Aim of the task:
Go through the data below and gather each line containing "utiliser".

Information:
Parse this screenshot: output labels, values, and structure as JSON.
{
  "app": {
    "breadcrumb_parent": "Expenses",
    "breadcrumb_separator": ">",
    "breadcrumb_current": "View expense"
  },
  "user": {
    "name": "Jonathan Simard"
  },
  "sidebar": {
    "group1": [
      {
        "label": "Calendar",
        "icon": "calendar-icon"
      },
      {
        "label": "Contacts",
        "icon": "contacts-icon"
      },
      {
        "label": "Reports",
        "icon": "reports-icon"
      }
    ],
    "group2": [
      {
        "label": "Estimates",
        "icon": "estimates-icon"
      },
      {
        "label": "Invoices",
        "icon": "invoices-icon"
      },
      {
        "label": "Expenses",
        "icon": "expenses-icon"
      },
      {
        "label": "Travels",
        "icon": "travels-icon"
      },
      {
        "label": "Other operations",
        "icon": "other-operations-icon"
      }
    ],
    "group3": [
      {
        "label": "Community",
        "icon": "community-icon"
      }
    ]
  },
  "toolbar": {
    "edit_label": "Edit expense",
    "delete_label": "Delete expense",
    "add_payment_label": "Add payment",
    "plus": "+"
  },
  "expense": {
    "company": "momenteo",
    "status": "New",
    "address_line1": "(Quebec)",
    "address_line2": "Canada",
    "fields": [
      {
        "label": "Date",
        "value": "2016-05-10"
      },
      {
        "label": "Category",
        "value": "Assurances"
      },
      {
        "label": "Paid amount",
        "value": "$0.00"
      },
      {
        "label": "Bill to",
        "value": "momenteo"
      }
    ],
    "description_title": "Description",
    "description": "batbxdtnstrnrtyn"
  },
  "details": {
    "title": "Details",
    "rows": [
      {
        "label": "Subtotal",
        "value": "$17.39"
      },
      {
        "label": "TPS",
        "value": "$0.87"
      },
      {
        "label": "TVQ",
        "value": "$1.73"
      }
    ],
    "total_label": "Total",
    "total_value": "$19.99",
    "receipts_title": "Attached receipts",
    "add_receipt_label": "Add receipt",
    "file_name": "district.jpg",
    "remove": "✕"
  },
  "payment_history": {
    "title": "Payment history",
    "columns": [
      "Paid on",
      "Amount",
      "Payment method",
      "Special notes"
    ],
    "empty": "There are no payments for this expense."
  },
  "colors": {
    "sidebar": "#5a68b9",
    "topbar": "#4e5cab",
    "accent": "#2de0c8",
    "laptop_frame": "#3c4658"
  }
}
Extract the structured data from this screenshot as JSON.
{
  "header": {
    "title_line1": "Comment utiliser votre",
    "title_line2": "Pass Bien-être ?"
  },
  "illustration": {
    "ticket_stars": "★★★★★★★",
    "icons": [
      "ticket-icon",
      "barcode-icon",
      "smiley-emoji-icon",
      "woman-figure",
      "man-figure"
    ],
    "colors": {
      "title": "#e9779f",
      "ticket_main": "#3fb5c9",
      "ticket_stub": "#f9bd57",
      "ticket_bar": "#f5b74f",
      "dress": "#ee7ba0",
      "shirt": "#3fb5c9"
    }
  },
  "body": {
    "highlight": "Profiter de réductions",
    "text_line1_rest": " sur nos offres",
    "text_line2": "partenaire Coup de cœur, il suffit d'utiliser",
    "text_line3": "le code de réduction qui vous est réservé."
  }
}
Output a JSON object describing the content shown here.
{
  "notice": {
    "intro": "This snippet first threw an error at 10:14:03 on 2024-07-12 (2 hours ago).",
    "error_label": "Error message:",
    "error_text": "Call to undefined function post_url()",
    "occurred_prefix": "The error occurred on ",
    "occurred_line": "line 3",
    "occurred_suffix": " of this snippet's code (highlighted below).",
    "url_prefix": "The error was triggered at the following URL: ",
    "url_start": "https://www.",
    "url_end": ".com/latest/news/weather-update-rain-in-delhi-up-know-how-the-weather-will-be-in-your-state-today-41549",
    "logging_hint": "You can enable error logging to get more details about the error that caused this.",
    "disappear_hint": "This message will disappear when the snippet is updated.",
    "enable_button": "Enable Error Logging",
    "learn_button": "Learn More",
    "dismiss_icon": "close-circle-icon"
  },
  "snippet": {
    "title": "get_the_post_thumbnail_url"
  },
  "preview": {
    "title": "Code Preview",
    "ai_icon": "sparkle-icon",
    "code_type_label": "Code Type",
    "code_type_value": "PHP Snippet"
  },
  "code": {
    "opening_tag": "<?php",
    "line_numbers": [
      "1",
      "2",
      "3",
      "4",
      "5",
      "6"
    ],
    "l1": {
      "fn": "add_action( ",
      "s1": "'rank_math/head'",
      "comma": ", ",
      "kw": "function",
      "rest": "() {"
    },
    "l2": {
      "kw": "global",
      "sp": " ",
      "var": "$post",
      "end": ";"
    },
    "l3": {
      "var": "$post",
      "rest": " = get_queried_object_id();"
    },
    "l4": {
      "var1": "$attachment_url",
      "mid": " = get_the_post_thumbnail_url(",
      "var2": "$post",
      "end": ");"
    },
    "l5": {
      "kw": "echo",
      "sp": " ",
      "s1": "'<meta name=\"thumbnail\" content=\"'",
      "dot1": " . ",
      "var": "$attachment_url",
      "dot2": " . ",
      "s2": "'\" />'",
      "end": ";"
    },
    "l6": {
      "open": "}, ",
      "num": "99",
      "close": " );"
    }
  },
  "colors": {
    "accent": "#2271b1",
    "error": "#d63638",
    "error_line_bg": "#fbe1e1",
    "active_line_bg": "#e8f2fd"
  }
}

Finished exercise:
    "title_line1": "Comment utiliser votre",
    "text_line2": "partenaire Coup de cœur, il suffit d'utiliser",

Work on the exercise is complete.